- DESCRIPTION OF THE TASK
Write out the whole listing again, exactly as given.

- DATA
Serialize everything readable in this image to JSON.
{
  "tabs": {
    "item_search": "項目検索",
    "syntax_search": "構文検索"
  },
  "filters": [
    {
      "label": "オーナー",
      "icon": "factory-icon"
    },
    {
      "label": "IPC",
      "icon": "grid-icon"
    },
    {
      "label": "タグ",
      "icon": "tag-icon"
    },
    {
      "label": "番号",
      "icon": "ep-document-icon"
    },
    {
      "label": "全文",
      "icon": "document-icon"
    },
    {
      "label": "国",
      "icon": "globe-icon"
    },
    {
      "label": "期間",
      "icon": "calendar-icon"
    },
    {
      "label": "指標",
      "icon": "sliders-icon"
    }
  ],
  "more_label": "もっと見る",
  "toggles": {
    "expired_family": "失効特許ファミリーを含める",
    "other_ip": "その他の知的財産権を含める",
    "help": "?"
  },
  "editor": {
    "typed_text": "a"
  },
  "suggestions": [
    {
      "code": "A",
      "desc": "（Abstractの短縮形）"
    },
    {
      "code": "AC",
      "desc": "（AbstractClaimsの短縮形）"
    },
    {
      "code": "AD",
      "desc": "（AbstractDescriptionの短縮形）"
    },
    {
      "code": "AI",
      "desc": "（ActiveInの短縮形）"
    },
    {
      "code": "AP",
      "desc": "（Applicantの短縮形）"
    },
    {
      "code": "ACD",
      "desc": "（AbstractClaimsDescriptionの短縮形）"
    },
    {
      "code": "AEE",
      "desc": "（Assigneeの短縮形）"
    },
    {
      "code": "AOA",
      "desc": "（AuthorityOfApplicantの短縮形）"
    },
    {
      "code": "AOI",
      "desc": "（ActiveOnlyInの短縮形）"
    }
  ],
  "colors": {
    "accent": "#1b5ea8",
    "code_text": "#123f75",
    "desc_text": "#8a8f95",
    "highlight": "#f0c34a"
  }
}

- FINAL ANSWER
Serialize everything readable in this image to JSON.
{
  "tabs": {
    "item_search": "項目検索",
    "syntax_search": "構文検索"
  },
  "filters": [
    {
      "label": "オーナー",
      "icon": "factory-icon"
    },
    {
      "label": "IPC",
      "icon": "grid-icon"
    },
    {
      "label": "タグ",
      "icon": "tag-icon"
    },
    {
      "label": "番号",
      "icon": "ep-document-icon"
    },
    {
      "label": "全文",
      "icon": "document-icon"
    },
    {
      "label": "国",
      "icon": "globe-icon"
    },
    {
      "label": "期間",
      "icon": "calendar-icon"
    },
    {
      "label": "指標",
      "icon": "sliders-icon"
    }
  ],
  "more_label": "もっと見る",
  "toggles": {
    "expired_family": "失効特許ファミリーを含める",
    "other_ip": "その他の知的財産権を含める",
    "help": "?"
  },
  "editor": {
    "typed_text": "a"
  },
  "suggestions": [
    {
      "code": "A",
      "desc": "（Abstractの短縮形）"
    },
    {
      "code": "AC",
      "desc": "（AbstractClaimsの短縮形）"
    },
    {
      "code": "AD",
      "desc": "（AbstractDescriptionの短縮形）"
    },
    {
      "code": "AI",
      "desc": "（ActiveInの短縮形）"
    },
    {
      "code": "AP",
      "desc": "（Applicantの短縮形）"
    },
    {
      "code": "ACD",
      "desc": "（AbstractClaimsDescriptionの短縮形）"
    },
    {
      "code": "AEE",
      "desc": "（Assigneeの短縮形）"
    },
    {
      "code": "AOA",
      "desc": "（AuthorityOfApplicantの短縮形）"
    },
    {
      "code": "AOI",
      "desc": "（ActiveOnlyInの短縮形）"
    }
  ],
  "colors": {
    "accent": "#1b5ea8",
    "code_text": "#123f75",
    "desc_text": "#8a8f95",
    "highlight": "#f0c34a"
  }
}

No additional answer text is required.